Dr. Dehghan and her colleagues have developed a mouthwash that will prevent dental erosion in patients with eating disorders. The aim of the study is to determine its effectiveness. [Read more...]

Teresa Waters, Chair of Preventive Medicine, Receives $749,998 Grant to Study Medicare Penalties for Hospital Readmissions

A $749,998 grant from the Agency for Health Care Research and Quality will allow Dr. Teresa Waters, pictured with team members Dr. Cameron Kaplan (left) and Dr. Tao Li, to examine the effects of Medicare hospital readmission policies.

A $749,998 grant from the Agency for Health Care Research and Quality will allow Dr. Teresa Waters, pictured with team members Dr. Cameron Kaplan (left) and Dr. Tao Li, to examine the effects of Medicare hospital readmission policies.

Almost 20 percent of Medicare beneficiaries discharged from hospitals will be readmitted within 30 days, costing the Center for Medicare and Medicaid Services (CMS) almost $25 billion per year. [Read more...]

GTx and the University of Tennessee Research Foundation Enter Into Exclusive License Agreement to Develop SARD Drug Candidate to Treat Castration-Resistant Prostate Cancer

GTx, Inc. today announced that it has entered into an exclusive worldwide license agreement with the University of Tennessee Research Foundation (UTRF) to develop its proprietary selective androgen receptor degrader (SARD) technology which potentially can degrade and inhibit all forms of androgen receptor (AR), including those resistant to current therapies, to inhibit tumor growth in patients with progressive castration-resistant prostate cancer (CRPC). [Read more...]

Professor Byron Jones Awarded $2.6 Million to Study Toxicity of the Herbicide Paraquat on the Brain

 A $2.6 million grant from the National Institute of Environmental Health Sciences will allow Dr. Byron Jones and his collaborators to further investigate if Paraquat, a weed killer, poses risks for brain disorders such as Parkinson’s disease.

A $2.6 million grant from the National Institute of Environmental Health Sciences will allow Dr. Byron Jones and his collaborators to further investigate if Paraquat, a weed killer, poses risks for brain disorders such as Parkinson’s disease.

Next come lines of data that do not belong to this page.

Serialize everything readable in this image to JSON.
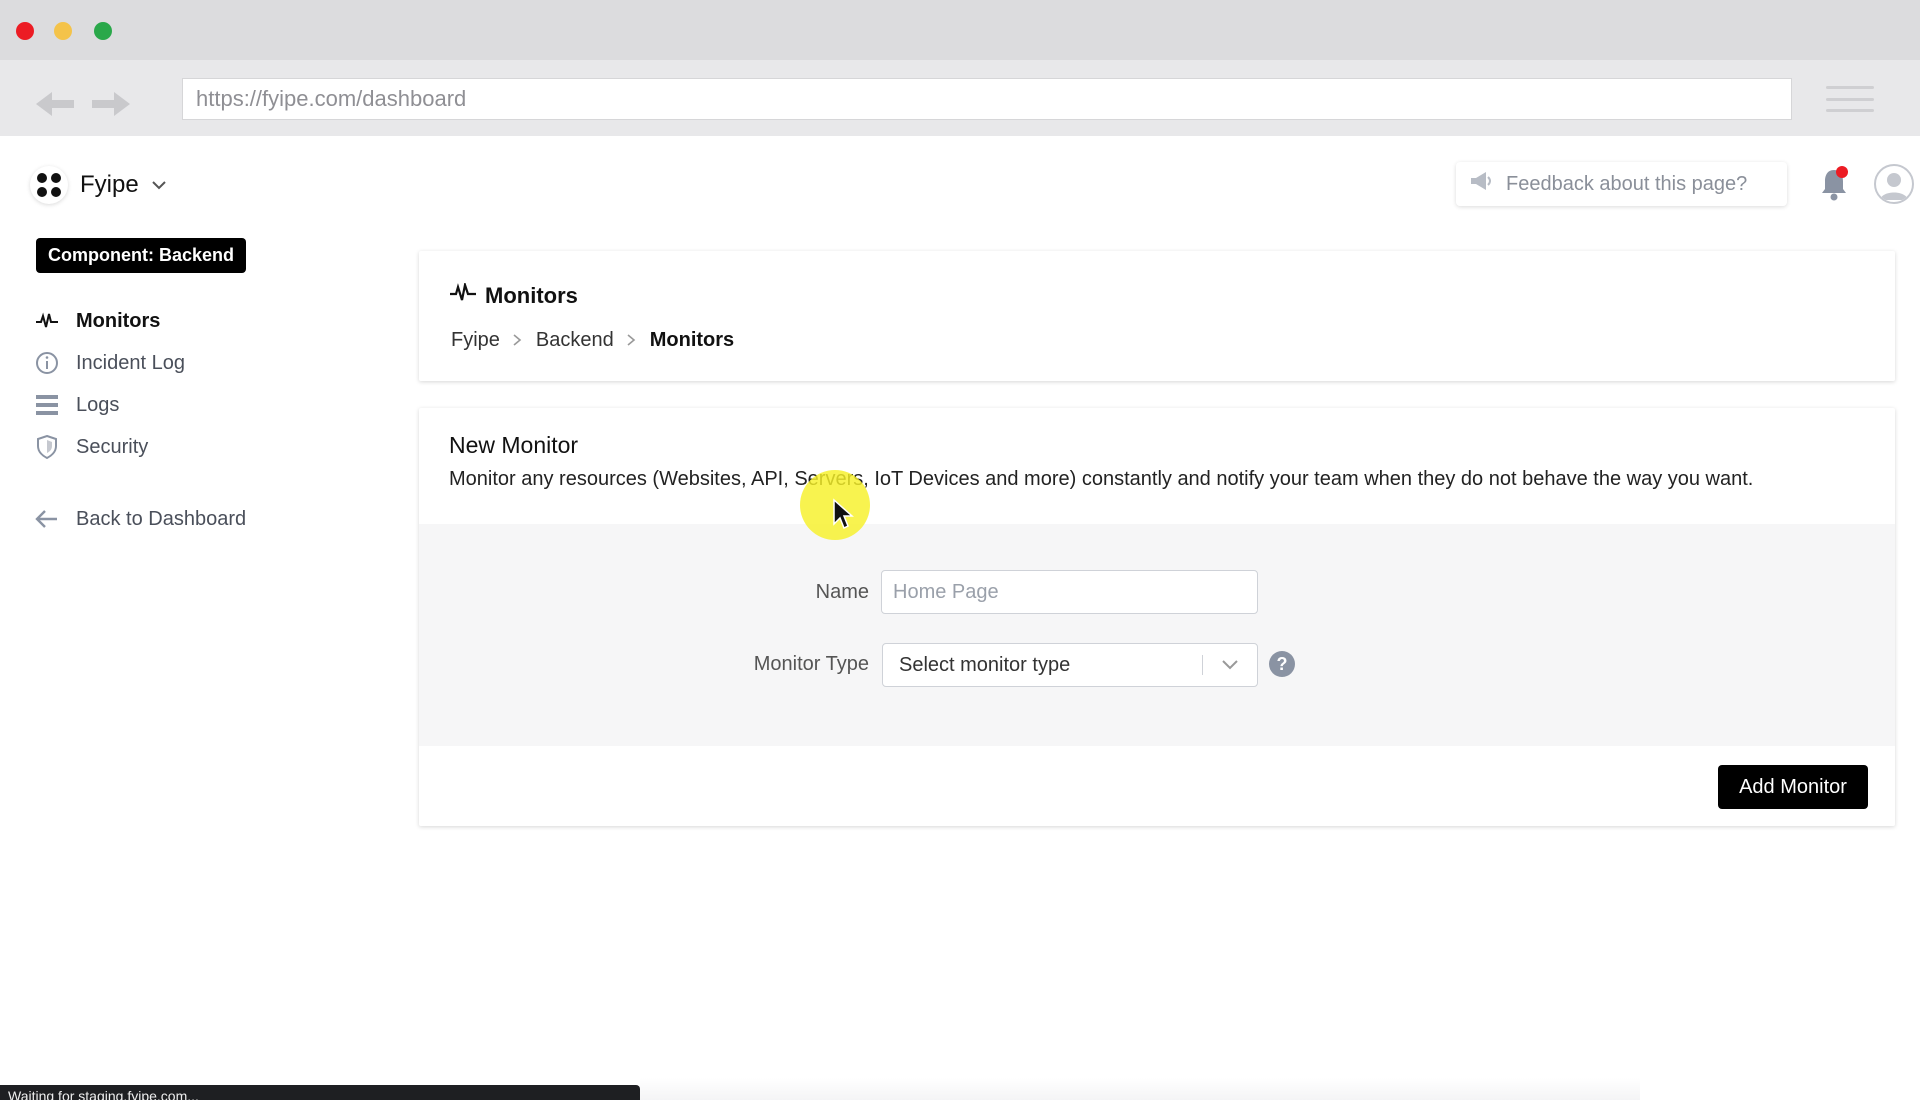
{
  "browser": {
    "url": "https://fyipe.com/dashboard"
  },
  "project": {
    "name": "Fyipe"
  },
  "header": {
    "feedback_placeholder": "Feedback about this page?"
  },
  "sidebar": {
    "component_badge": "Component: Backend",
    "items": [
      {
        "label": "Monitors",
        "icon": "activity-icon",
        "active": true
      },
      {
        "label": "Incident Log",
        "icon": "info-icon",
        "active": false
      },
      {
        "label": "Logs",
        "icon": "list-icon",
        "active": false
      },
      {
        "label": "Security",
        "icon": "shield-icon",
        "active": false
      }
    ],
    "back_label": "Back to Dashboard"
  },
  "page": {
    "title": "Monitors",
    "breadcrumb": [
      "Fyipe",
      "Backend",
      "Monitors"
    ]
  },
  "form": {
    "title": "New Monitor",
    "description": "Monitor any resources (Websites, API, Servers, IoT Devices and more) constantly and notify your team when they do not behave the way you want.",
    "name_label": "Name",
    "name_placeholder": "Home Page",
    "type_label": "Monitor Type",
    "type_value": "Select monitor type",
    "help_glyph": "?",
    "submit_label": "Add Monitor"
  },
  "status_bar": {
    "text": "Waiting for staging.fyipe.com..."
  },
  "colors": {
    "accent": "#000000",
    "notification_dot": "#ec1c24",
    "form_body_bg": "#f6f6f7"
  }
}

Paraquat is a weed killer used extensively in agriculture in the United States and other parts of the world. It is suspected to increase risk for developing Parkinson’s disease.
Byron Jones, PhD, and his research team are using newly awarded funds to investigate individual toxicity to the chemical on certain areas of the brain.

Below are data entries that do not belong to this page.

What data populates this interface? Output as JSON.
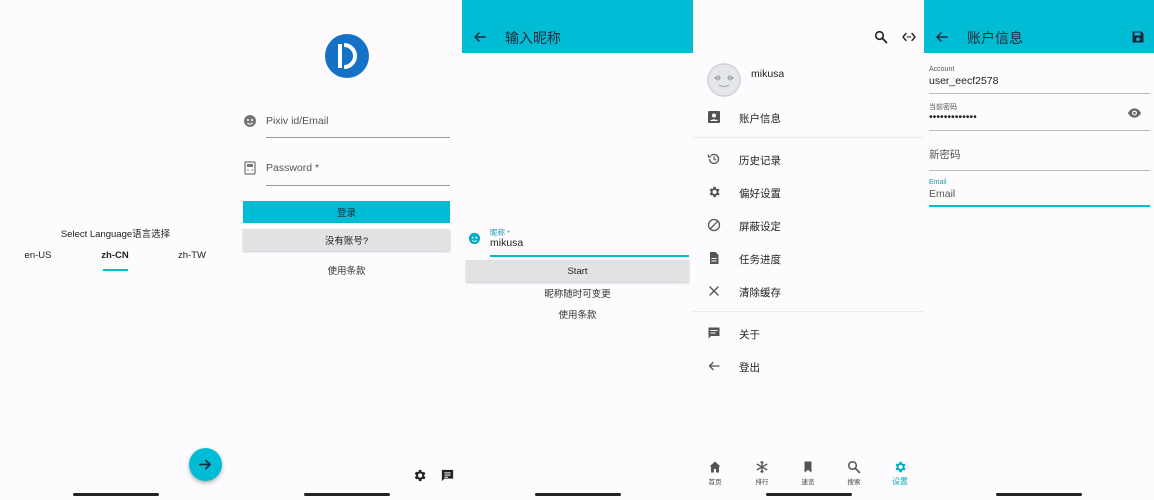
{
  "screen1": {
    "language_title": "Select Language语言选择",
    "languages": [
      "en-US",
      "zh-CN",
      "zh-TW"
    ],
    "selected_language": "zh-CN",
    "fab_icon": "arrow-right-icon"
  },
  "screen2": {
    "username_placeholder": "Pixiv id/Email",
    "password_placeholder": "Password *",
    "login_button": "登录",
    "no_account_button": "没有账号?",
    "terms_link": "使用条款",
    "bottom_icons": [
      "gear-icon",
      "feedback-icon"
    ]
  },
  "screen3": {
    "title": "输入昵称",
    "nickname_label": "昵称 *",
    "nickname_value": "mikusa",
    "start_button": "Start",
    "hint": "昵称随时可变更",
    "terms_link": "使用条款"
  },
  "screen4": {
    "top_icons": [
      "search-icon",
      "code-icon"
    ],
    "username": "mikusa",
    "menu": [
      "账户信息",
      "历史记录",
      "偏好设置",
      "屏蔽设定",
      "任务进度",
      "清除缓存",
      "关于",
      "登出"
    ],
    "bottom_nav": [
      "首页",
      "排行",
      "速览",
      "搜索",
      "设置"
    ],
    "active_nav": "设置"
  },
  "screen5": {
    "title": "账户信息",
    "account_label": "Account",
    "account_value": "user_eecf2578",
    "current_password_label": "当前密码",
    "current_password_value": "•••••••••••••",
    "new_password_placeholder": "新密码",
    "email_label": "Email",
    "email_placeholder": "Email"
  },
  "colors": {
    "accent": "#00bcd4",
    "logo": "#1471c6"
  }
}
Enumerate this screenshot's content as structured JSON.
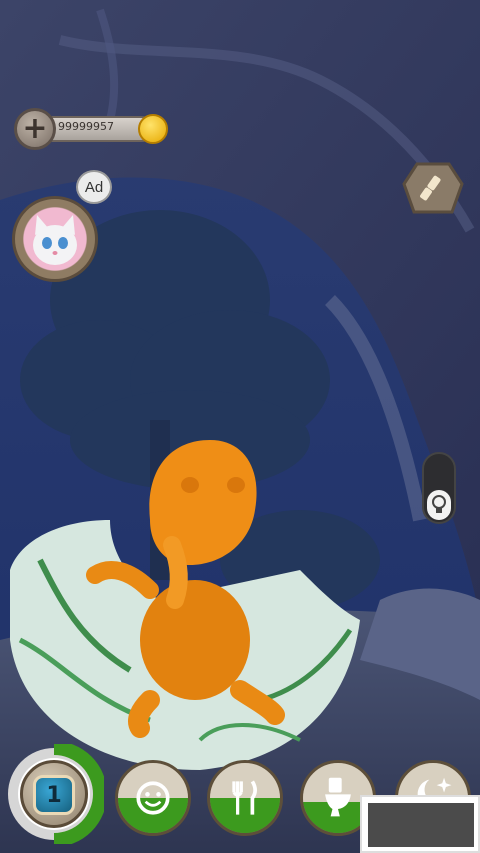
{
  "hud": {
    "coins": "99999957",
    "add_symbol": "+",
    "ad_label": "Ad"
  },
  "needs": {
    "level": "1",
    "happiness": 0.5,
    "food": 0.5,
    "toilet": 0.45,
    "sleep": 0.3
  },
  "colors": {
    "sky": "#1a2a55",
    "need_fill": "#3c9a1e",
    "dino": "#e98a14"
  }
}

Dr. Jonesa professor in the Department of Genetics, Genomics and Informatics in the College of Medicine at the University of Tennessee Health Science Center (UTHSC), has received a grant totaling $2.6 million from the National Institute of Environmental Health Sciences, a subsidiary of the National Institutes of Health. [Read more...]

Professor George Huang, DDS, of UTHSC Receives 2015 IADR Distinguished Scientist Award in Pulp Biology

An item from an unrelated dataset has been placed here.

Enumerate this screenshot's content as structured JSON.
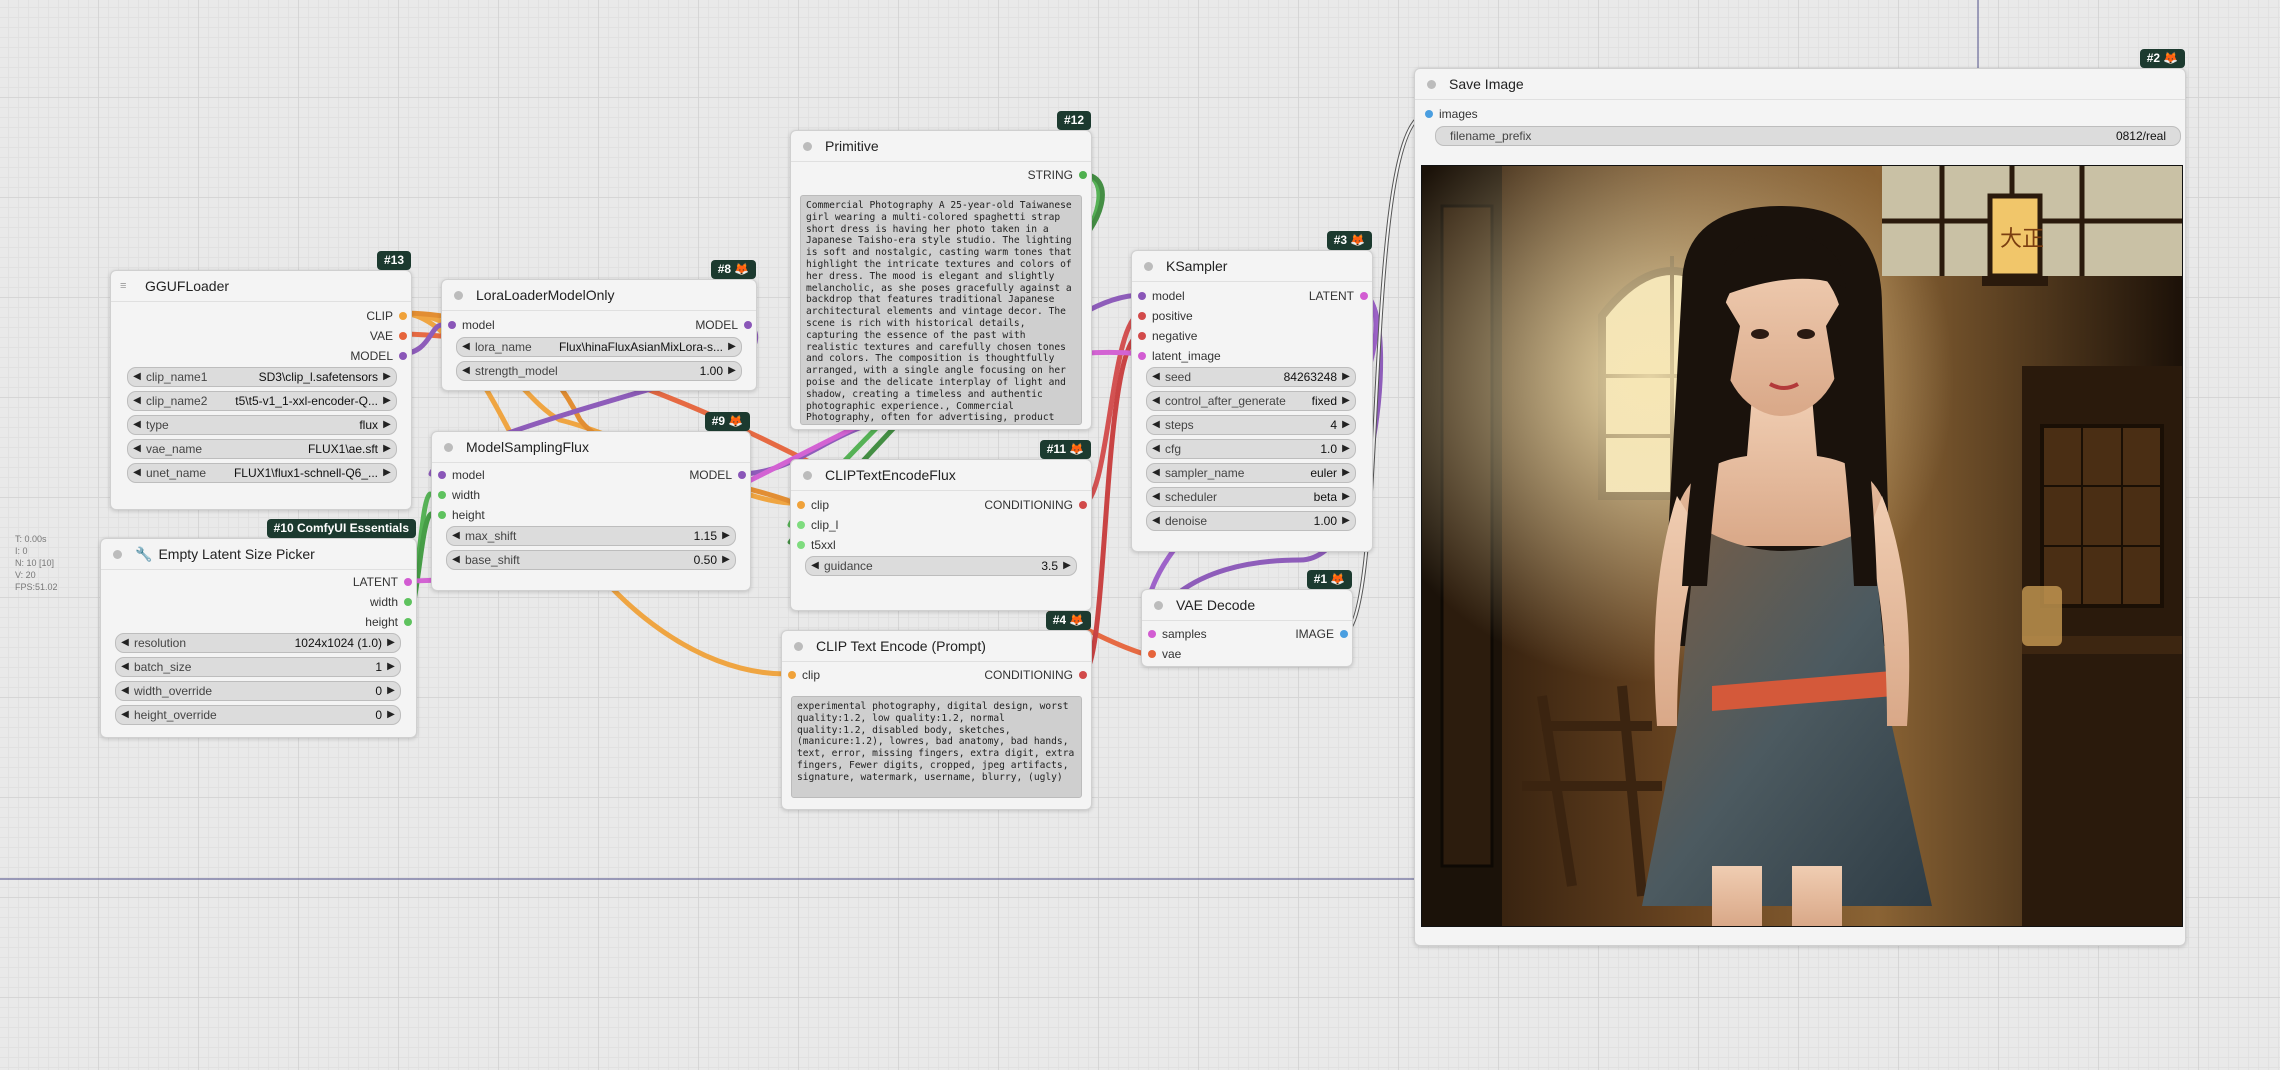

Dr. George Huang is the 2015 Recipient of the Distinguished Scientist Award in Pulp Biology and Regeneration from the International Association for Dental Research.

Dr. George Huang is the 2015 Recipient of the Distinguished Scientist Award in Pulp Biology and Regeneration from the International Association for Dental Research.

George Huang, DDS, director and professor in the Department of Bioscience Research in the College of Dentistry at the University of Tennessee Health Science Center (UTHSC), is the recipient of the 2015 Distinguished Scientist Award in Pulp Biology given by the International Association for Dental Research (IADR).

Dr. Huang was recognized during the opening ceremonies of the 93rd General Session and Exhibition of the IADR, which were held in Boston in conjunction with the 44th Annual Meeting of the American Association for Dental Research and the 39th Annual Meeting of the Canadian Association for Dental Research. [Read more...]